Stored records
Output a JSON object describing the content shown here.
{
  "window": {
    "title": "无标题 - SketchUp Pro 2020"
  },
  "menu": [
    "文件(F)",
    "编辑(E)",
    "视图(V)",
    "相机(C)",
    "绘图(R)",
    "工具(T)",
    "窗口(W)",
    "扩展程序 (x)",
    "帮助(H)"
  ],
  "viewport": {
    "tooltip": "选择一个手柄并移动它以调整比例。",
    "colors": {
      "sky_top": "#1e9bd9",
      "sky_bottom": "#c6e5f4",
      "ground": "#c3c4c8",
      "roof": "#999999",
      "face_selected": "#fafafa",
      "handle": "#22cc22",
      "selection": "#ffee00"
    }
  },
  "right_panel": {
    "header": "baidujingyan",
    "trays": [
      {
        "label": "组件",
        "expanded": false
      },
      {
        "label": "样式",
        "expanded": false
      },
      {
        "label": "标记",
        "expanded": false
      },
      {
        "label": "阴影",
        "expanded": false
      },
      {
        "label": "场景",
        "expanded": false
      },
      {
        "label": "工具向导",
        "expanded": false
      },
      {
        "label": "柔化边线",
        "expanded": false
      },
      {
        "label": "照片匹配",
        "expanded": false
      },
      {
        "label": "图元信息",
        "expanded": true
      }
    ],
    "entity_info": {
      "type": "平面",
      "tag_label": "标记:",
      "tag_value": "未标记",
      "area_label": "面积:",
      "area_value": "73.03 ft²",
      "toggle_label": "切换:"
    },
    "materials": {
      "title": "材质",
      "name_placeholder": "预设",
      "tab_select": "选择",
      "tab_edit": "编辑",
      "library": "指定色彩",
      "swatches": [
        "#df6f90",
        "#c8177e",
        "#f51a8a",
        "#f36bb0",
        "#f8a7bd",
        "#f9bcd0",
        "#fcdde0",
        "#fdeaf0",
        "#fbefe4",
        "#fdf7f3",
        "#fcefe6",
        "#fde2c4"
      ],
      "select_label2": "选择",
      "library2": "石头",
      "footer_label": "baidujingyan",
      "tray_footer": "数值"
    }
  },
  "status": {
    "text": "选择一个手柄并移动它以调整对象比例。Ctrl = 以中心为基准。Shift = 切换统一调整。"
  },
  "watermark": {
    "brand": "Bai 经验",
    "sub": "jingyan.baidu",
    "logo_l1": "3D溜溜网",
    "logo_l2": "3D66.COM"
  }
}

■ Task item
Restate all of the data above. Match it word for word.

■ Solution for this task
Output a JSON object describing the content shown here.
{
  "window": {
    "title": "无标题 - SketchUp Pro 2020"
  },
  "menu": [
    "文件(F)",
    "编辑(E)",
    "视图(V)",
    "相机(C)",
    "绘图(R)",
    "工具(T)",
    "窗口(W)",
    "扩展程序 (x)",
    "帮助(H)"
  ],
  "viewport": {
    "tooltip": "选择一个手柄并移动它以调整比例。",
    "colors": {
      "sky_top": "#1e9bd9",
      "sky_bottom": "#c6e5f4",
      "ground": "#c3c4c8",
      "roof": "#999999",
      "face_selected": "#fafafa",
      "handle": "#22cc22",
      "selection": "#ffee00"
    }
  },
  "right_panel": {
    "header": "baidujingyan",
    "trays": [
      {
        "label": "组件",
        "expanded": false
      },
      {
        "label": "样式",
        "expanded": false
      },
      {
        "label": "标记",
        "expanded": false
      },
      {
        "label": "阴影",
        "expanded": false
      },
      {
        "label": "场景",
        "expanded": false
      },
      {
        "label": "工具向导",
        "expanded": false
      },
      {
        "label": "柔化边线",
        "expanded": false
      },
      {
        "label": "照片匹配",
        "expanded": false
      },
      {
        "label": "图元信息",
        "expanded": true
      }
    ],
    "entity_info": {
      "type": "平面",
      "tag_label": "标记:",
      "tag_value": "未标记",
      "area_label": "面积:",
      "area_value": "73.03 ft²",
      "toggle_label": "切换:"
    },
    "materials": {
      "title": "材质",
      "name_placeholder": "预设",
      "tab_select": "选择",
      "tab_edit": "编辑",
      "library": "指定色彩",
      "swatches": [
        "#df6f90",
        "#c8177e",
        "#f51a8a",
        "#f36bb0",
        "#f8a7bd",
        "#f9bcd0",
        "#fcdde0",
        "#fdeaf0",
        "#fbefe4",
        "#fdf7f3",
        "#fcefe6",
        "#fde2c4"
      ],
      "select_label2": "选择",
      "library2": "石头",
      "footer_label": "baidujingyan",
      "tray_footer": "数值"
    }
  },
  "status": {
    "text": "选择一个手柄并移动它以调整对象比例。Ctrl = 以中心为基准。Shift = 切换统一调整。"
  },
  "watermark": {
    "brand": "Bai 经验",
    "sub": "jingyan.baidu",
    "logo_l1": "3D溜溜网",
    "logo_l2": "3D66.COM"
  }
}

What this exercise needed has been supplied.